We discussed the fact that ignorance and want are still parts of modern-day society but in potentially different ways from how they were in Dickens’ time. For example: racism, homophobia, sexism and ageism are all examples of society’s illnesses, especially in modern day society, compared to the key Victorian issues of social injustice and poverty that Dickens discussed in the novella.

Whilst reading stave 3 this week we discussed the similarities and differences of the Cratchit’s and Fred’s Christmases. For example: both of the families aren’t very wealthy but they enjoyed themselves because they are filled the Christmas spirit. They also have similar opinions of Scrooge as Mr. Cratchit thanks Scrooge in a speech that he is the ‘founder of the feast’ whilst Fred also treats his uncle (Scrooge) with far greater respect than he seems to have earned.

English Language

One part of our GCSE English exam is to do a speaking exam, where we have to write a speech. This week in our Language lesson, we were shown a video of Emma Watson’s ‘He for She’ speech at the UN. We were assigned a homework to write the first draft of our speech. We were given a variety of topics to write our speeches on, some examples of which were: animal testing, footballers’ wages, and feminism.English Language

If you’re interested, this is Emma Watson’s speech:

Whilst we were watching, the intelligent and talented, Emma Watson’s speech we wrote down some of the writer’s techniques she used such as:

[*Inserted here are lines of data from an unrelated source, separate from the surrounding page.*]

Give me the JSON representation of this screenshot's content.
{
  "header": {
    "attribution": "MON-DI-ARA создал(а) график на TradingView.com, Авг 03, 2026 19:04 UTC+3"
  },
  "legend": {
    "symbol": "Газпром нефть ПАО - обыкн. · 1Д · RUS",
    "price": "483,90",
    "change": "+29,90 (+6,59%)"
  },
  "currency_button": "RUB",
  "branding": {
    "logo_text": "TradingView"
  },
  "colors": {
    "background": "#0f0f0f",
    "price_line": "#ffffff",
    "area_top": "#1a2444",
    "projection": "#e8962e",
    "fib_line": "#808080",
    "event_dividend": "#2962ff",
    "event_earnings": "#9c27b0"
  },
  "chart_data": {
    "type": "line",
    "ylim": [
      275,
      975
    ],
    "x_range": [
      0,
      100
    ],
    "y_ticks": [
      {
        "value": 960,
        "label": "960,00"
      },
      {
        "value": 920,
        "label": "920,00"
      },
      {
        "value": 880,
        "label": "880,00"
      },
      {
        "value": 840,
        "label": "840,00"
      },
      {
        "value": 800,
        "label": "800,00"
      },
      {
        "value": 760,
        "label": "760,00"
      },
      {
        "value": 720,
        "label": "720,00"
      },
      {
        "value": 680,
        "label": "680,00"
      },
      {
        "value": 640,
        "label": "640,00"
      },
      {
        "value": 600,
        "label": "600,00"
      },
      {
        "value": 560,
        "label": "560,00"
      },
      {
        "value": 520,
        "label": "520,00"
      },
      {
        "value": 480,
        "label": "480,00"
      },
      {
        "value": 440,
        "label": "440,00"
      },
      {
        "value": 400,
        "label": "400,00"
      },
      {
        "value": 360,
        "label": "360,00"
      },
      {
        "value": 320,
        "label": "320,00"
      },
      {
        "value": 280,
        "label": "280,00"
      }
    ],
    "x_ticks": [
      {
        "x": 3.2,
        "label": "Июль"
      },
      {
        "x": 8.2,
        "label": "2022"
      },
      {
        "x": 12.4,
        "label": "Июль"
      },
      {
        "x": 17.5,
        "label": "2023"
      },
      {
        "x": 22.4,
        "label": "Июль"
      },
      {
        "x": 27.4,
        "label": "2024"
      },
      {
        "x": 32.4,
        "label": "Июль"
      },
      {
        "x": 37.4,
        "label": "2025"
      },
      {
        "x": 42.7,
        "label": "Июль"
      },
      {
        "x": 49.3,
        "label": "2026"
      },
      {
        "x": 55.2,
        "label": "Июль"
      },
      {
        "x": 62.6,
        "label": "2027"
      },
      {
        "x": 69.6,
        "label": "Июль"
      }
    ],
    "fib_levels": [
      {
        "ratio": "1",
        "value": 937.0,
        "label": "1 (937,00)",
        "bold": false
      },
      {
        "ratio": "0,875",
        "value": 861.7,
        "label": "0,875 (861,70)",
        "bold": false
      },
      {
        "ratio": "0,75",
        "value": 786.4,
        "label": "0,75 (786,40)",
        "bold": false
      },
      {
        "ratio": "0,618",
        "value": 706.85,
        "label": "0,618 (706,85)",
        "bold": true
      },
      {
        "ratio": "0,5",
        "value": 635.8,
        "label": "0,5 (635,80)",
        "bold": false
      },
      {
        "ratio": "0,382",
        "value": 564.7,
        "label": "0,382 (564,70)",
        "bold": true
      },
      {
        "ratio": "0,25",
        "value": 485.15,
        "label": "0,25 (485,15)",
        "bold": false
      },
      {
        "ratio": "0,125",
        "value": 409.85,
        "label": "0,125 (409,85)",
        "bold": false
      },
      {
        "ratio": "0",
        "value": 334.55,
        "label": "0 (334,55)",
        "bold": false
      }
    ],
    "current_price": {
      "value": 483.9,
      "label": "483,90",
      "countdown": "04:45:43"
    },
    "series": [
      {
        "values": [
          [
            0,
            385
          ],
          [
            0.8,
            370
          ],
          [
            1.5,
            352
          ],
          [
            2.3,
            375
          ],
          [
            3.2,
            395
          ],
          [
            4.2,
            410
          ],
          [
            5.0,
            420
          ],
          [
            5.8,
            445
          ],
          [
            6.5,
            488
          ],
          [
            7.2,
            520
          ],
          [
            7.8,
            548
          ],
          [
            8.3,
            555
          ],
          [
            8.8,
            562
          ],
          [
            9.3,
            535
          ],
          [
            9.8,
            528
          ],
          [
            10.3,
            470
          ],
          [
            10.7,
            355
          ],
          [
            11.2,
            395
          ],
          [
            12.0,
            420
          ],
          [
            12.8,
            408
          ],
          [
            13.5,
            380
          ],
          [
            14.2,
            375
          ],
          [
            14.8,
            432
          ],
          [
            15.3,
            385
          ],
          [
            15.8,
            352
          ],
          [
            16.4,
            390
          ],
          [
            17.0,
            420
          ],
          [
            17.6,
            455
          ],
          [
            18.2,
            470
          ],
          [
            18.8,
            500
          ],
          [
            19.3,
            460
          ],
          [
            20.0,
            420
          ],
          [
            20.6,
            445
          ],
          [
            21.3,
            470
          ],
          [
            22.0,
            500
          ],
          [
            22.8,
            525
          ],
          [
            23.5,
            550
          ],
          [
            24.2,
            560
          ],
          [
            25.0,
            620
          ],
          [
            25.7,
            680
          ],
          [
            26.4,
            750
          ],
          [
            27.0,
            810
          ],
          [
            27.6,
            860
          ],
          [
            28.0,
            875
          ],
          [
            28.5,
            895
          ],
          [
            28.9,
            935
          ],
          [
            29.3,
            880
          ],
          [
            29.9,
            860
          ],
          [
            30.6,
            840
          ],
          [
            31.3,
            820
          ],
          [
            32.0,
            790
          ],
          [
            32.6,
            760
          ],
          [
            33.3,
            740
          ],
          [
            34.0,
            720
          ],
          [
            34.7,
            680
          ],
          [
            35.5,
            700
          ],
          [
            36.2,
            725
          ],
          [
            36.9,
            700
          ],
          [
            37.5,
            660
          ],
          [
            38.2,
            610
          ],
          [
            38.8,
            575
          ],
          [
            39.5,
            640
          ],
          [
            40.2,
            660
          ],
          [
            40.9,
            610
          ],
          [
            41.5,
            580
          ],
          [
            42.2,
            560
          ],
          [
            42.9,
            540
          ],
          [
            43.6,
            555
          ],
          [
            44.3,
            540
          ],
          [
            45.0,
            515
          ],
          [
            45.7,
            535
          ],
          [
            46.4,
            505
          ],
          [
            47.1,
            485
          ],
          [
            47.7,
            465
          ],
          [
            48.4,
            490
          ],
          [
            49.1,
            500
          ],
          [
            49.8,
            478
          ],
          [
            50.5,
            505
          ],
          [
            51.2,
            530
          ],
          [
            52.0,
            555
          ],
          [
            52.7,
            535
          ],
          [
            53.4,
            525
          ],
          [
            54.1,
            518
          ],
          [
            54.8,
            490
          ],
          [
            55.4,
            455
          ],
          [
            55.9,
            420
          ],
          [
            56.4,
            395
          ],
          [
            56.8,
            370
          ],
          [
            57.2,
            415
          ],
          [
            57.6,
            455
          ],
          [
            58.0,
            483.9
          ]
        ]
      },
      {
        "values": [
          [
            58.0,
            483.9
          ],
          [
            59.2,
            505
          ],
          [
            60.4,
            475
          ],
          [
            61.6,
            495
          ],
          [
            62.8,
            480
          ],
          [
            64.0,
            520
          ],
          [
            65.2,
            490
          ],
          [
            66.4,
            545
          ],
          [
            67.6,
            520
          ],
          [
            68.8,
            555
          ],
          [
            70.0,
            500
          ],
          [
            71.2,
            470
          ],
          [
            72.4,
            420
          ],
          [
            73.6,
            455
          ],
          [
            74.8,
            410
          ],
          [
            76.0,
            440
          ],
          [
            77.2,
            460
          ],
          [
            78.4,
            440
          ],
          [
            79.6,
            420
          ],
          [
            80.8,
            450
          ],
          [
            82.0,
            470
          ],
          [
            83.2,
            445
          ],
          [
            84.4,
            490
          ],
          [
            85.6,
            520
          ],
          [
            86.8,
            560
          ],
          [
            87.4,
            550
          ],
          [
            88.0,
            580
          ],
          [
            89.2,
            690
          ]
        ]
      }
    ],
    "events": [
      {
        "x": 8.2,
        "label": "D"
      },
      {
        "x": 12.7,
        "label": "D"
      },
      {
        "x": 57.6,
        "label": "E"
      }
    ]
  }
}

  • Anecdotes
  • Statistics
  • Stating opinions as facts
  • Rhetorical questions
  • Personal pronouns